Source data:
╔══

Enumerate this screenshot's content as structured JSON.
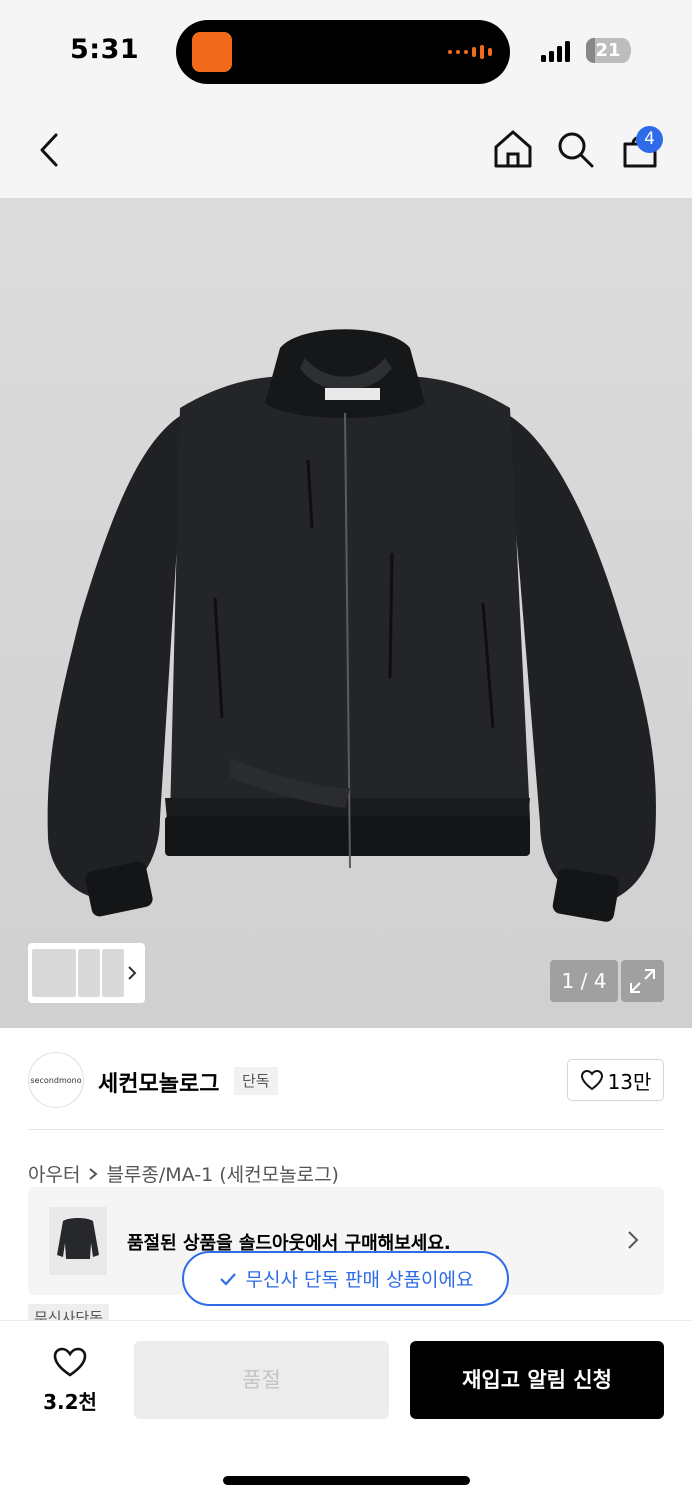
{
  "status_bar": {
    "time": "5:31",
    "battery_level": "21",
    "battery_fraction": 0.21
  },
  "nav": {
    "cart_count": "4"
  },
  "gallery": {
    "counter": "1 / 4"
  },
  "brand": {
    "logo_text": "secondmono",
    "name": "세컨모놀로그",
    "exclusive_tag": "단독",
    "likes": "13만"
  },
  "breadcrumb": {
    "category": "아우터",
    "subcategory": "블루종/MA-1 (세컨모놀로그)"
  },
  "soldout_card": {
    "text": "품절된 상품을 솔드아웃에서 구매해보세요."
  },
  "exclusive_pill": {
    "text": "무신사 단독 판매 상품이에요"
  },
  "partial_tag": "무신사단독",
  "bottom": {
    "wish_count": "3.2천",
    "soldout_label": "품절",
    "restock_label": "재입고 알림 신청"
  },
  "colors": {
    "accent_blue": "#2d6be8",
    "island_orange": "#f26b1d",
    "background": "#f5f5f5"
  }
}
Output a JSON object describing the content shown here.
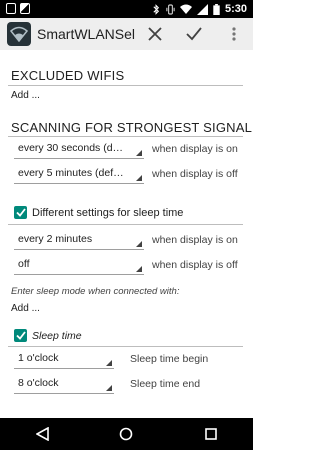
{
  "status_bar": {
    "time": "5:30",
    "icons": [
      "bluetooth-icon",
      "vibrate-icon",
      "wifi-icon",
      "signal-icon",
      "battery-icon"
    ]
  },
  "action_bar": {
    "title": "SmartWLANSel…",
    "actions": [
      "close-icon",
      "check-icon",
      "overflow-menu-icon"
    ]
  },
  "excluded": {
    "header": "EXCLUDED WIFIS",
    "add_label": "Add ..."
  },
  "scanning": {
    "header": "SCANNING FOR STRONGEST SIGNAL",
    "row1": {
      "value": "every 30 seconds (d…",
      "label": "when display is on"
    },
    "row2": {
      "value": "every 5 minutes (def…",
      "label": "when display is off"
    }
  },
  "sleep_settings": {
    "checkbox_label": "Different settings for sleep time",
    "checked": true,
    "row1": {
      "value": "every 2 minutes",
      "label": "when display is on"
    },
    "row2": {
      "value": "off",
      "label": "when display is off"
    }
  },
  "sleep_mode": {
    "hint": "Enter sleep mode when connected with:",
    "add_label": "Add ..."
  },
  "sleep_time": {
    "checkbox_label": "Sleep time",
    "checked": true,
    "begin": {
      "value": "1 o'clock",
      "label": "Sleep time begin"
    },
    "end": {
      "value": "8 o'clock",
      "label": "Sleep time end"
    }
  },
  "nav_bar": {
    "buttons": [
      "back-icon",
      "home-icon",
      "recents-icon"
    ]
  },
  "colors": {
    "accent": "#00897b",
    "action_bar": "#eeeeee",
    "status_bar": "#000000"
  }
}
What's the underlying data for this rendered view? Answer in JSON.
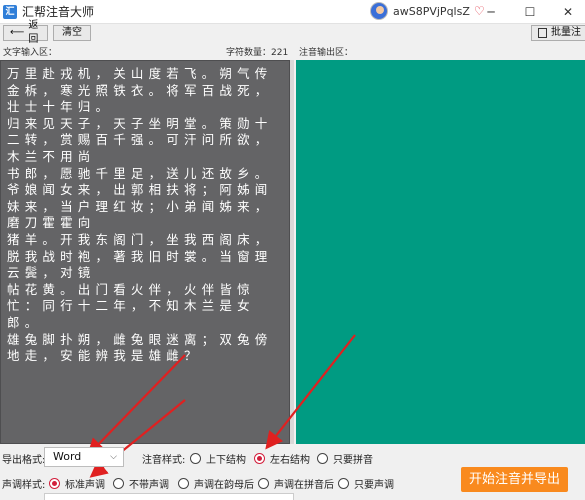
{
  "window": {
    "title": "汇帮注音大师",
    "app_icon_text": "汇",
    "username": "awS8PVjPqlsZ"
  },
  "toolbar": {
    "back_label": "返回",
    "clear_label": "清空",
    "batch_label": "批量注"
  },
  "input": {
    "header": "文字输入区：",
    "char_count_label": "字符数量：",
    "char_count": "221",
    "text": "万里赴戎机，关山度若飞。朔气传金柝，寒光照铁衣。将军百战死，壮士十年归。\n归来见天子，天子坐明堂。策勋十二转，赏赐百千强。可汗问所欲，木兰不用尚\n书郎，愿驰千里足，送儿还故乡。\n爷娘闻女来，出郭相扶将；阿姊闻妹来，当户理红妆；小弟闻姊来，磨刀霍霍向\n猪羊。开我东阁门，坐我西阁床，脱我战时袍，著我旧时裳。当窗理云鬓，对镜\n帖花黄。出门看火伴，火伴皆惊忙：同行十二年，不知木兰是女郎。\n雄兔脚扑朔，雌兔眼迷离；双兔傍地走，安能辨我是雄雌？"
  },
  "output": {
    "header": "注音输出区："
  },
  "options": {
    "export_format_label": "导出格式:",
    "export_format_value": "Word",
    "annotation_style_label": "注音样式:",
    "annotation_styles": [
      "上下结构",
      "左右结构",
      "只要拼音"
    ],
    "annotation_style_selected": "左右结构",
    "tone_style_label": "声调样式:",
    "tone_styles": [
      "标准声调",
      "不带声调",
      "声调在韵母后",
      "声调在拼音后",
      "只要声调"
    ],
    "tone_style_selected": "标准声调"
  },
  "start_button": "开始注音并导出",
  "colors": {
    "input_bg": "#646466",
    "output_bg": "#009b82",
    "start_button": "#f98a1e",
    "radio_checked": "#d21f3c",
    "annotation_arrow": "#e02020"
  }
}
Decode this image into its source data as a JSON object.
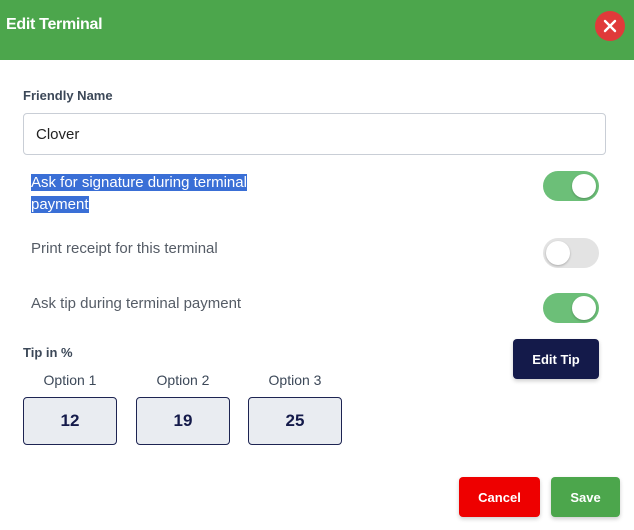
{
  "dialog": {
    "title": "Edit Terminal",
    "header_color": "#4ca64c",
    "close_icon": "close-icon"
  },
  "friendly_name": {
    "label": "Friendly Name",
    "value": "Clover"
  },
  "settings": [
    {
      "label_line1": "Ask for signature during terminal",
      "label_line2": "payment",
      "enabled": true
    },
    {
      "label": "Print receipt for this terminal",
      "enabled": false
    },
    {
      "label": "Ask tip during terminal payment",
      "enabled": true
    }
  ],
  "tip": {
    "title": "Tip in %",
    "edit_button": "Edit Tip",
    "options": [
      {
        "label": "Option 1",
        "value": "12"
      },
      {
        "label": "Option 2",
        "value": "19"
      },
      {
        "label": "Option 3",
        "value": "25"
      }
    ]
  },
  "footer": {
    "cancel_label": "Cancel",
    "save_label": "Save"
  },
  "colors": {
    "accent_green": "#4ca64c",
    "toggle_on": "#6cbf78",
    "toggle_off": "#e3e3e3",
    "dark_navy": "#141a4a",
    "danger_red": "#ee0000",
    "selection_blue": "#3a6fd6"
  }
}
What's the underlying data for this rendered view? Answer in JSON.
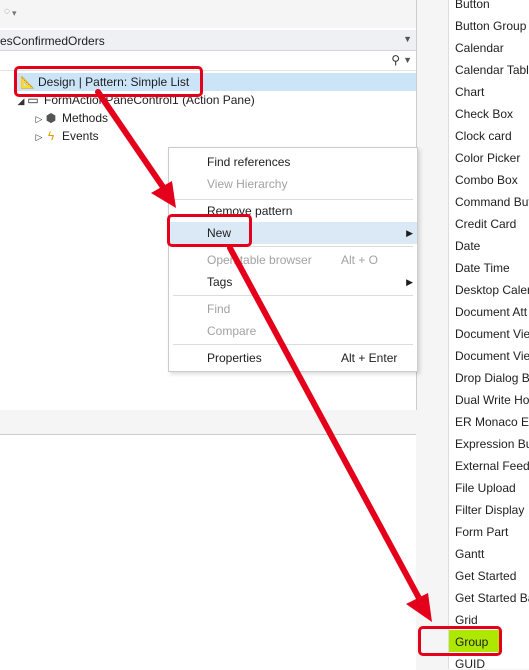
{
  "header": {
    "file_tab": "esConfirmedOrders"
  },
  "tree": {
    "selected_node": "Design | Pattern: Simple List",
    "action_pane": "FormActionPaneControl1 (Action Pane)",
    "methods": "Methods",
    "events": "Events"
  },
  "context_menu": {
    "items": [
      {
        "label": "Find references",
        "shortcut": "",
        "disabled": false
      },
      {
        "label": "View Hierarchy",
        "shortcut": "",
        "disabled": true
      },
      {
        "label": "Remove pattern",
        "shortcut": "",
        "disabled": false
      },
      {
        "label": "New",
        "shortcut": "",
        "disabled": false
      },
      {
        "label": "Open table browser",
        "shortcut": "Alt + O",
        "disabled": true
      },
      {
        "label": "Tags",
        "shortcut": "",
        "disabled": false
      },
      {
        "label": "Find",
        "shortcut": "",
        "disabled": true
      },
      {
        "label": "Compare",
        "shortcut": "",
        "disabled": true
      },
      {
        "label": "Properties",
        "shortcut": "Alt + Enter",
        "disabled": false
      }
    ]
  },
  "toolbox": {
    "items": [
      "Button",
      "Button Group",
      "Calendar",
      "Calendar Table",
      "Chart",
      "Check Box",
      "Clock card",
      "Color Picker",
      "Combo Box",
      "Command Butt",
      "Credit Card",
      "Date",
      "Date Time",
      "Desktop Calen",
      "Document Att",
      "Document Vie",
      "Document Vie",
      "Drop Dialog B",
      "Dual Write Ho",
      "ER Monaco Ed",
      "Expression Bui",
      "External Feed",
      "File Upload",
      "Filter Display",
      "Form Part",
      "Gantt",
      "Get Started",
      "Get Started Ba",
      "Grid",
      "Group",
      "GUID"
    ],
    "highlighted": "Group"
  },
  "colors": {
    "annotation": "#e4001b",
    "group_highlight": "#aee800",
    "selection": "#cce4f7"
  }
}
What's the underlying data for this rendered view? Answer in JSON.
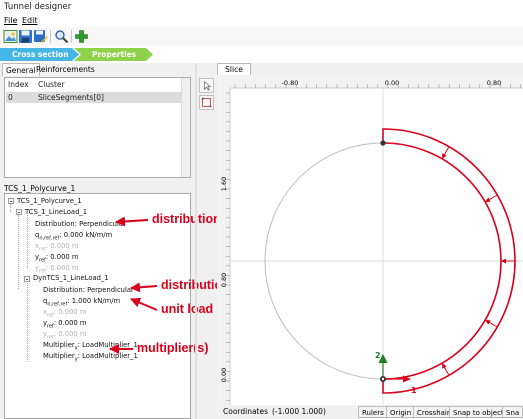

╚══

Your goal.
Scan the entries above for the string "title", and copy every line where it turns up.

Written answer.
    "title": "SmartWLANSel…",
    "title": "汇帮注音大师",
    "title": "Edit Terminal",
    "title": "Tip in %",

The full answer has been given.